BEGIN LISTED ENTRIES

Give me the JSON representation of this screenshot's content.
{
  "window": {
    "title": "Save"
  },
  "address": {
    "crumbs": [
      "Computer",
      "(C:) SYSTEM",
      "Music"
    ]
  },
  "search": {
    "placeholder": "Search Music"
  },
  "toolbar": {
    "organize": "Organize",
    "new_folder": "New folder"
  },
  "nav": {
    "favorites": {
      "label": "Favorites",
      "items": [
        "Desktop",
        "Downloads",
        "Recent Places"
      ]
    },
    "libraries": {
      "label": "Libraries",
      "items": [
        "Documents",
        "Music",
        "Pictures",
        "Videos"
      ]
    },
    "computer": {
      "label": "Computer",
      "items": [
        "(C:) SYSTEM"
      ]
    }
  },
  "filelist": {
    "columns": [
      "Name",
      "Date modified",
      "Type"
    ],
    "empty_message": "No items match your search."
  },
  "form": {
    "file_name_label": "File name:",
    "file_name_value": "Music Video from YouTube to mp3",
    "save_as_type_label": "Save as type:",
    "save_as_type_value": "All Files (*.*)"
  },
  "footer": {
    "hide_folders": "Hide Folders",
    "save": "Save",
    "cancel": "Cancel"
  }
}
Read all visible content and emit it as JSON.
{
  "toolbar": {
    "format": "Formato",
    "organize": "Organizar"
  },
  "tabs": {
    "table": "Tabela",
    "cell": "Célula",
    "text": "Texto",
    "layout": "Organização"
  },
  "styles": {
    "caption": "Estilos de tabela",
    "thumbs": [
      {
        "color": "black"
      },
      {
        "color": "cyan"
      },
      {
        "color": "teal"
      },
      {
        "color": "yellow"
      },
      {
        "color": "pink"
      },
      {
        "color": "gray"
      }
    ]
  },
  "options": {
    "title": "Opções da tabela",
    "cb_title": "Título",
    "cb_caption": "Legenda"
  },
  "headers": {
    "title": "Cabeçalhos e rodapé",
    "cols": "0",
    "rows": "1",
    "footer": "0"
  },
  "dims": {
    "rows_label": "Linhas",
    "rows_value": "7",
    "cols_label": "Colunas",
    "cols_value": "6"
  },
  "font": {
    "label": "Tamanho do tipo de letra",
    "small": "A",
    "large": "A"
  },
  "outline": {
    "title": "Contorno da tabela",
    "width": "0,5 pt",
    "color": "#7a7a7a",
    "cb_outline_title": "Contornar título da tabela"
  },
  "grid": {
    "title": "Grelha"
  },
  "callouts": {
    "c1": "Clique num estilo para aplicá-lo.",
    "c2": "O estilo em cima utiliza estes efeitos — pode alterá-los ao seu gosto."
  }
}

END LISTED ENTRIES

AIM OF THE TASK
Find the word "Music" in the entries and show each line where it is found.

TASK ANSWER
      "Music"
    "placeholder": "Search Music"
        "Music",
    "file_name_value": "Music Video from YouTube to mp3",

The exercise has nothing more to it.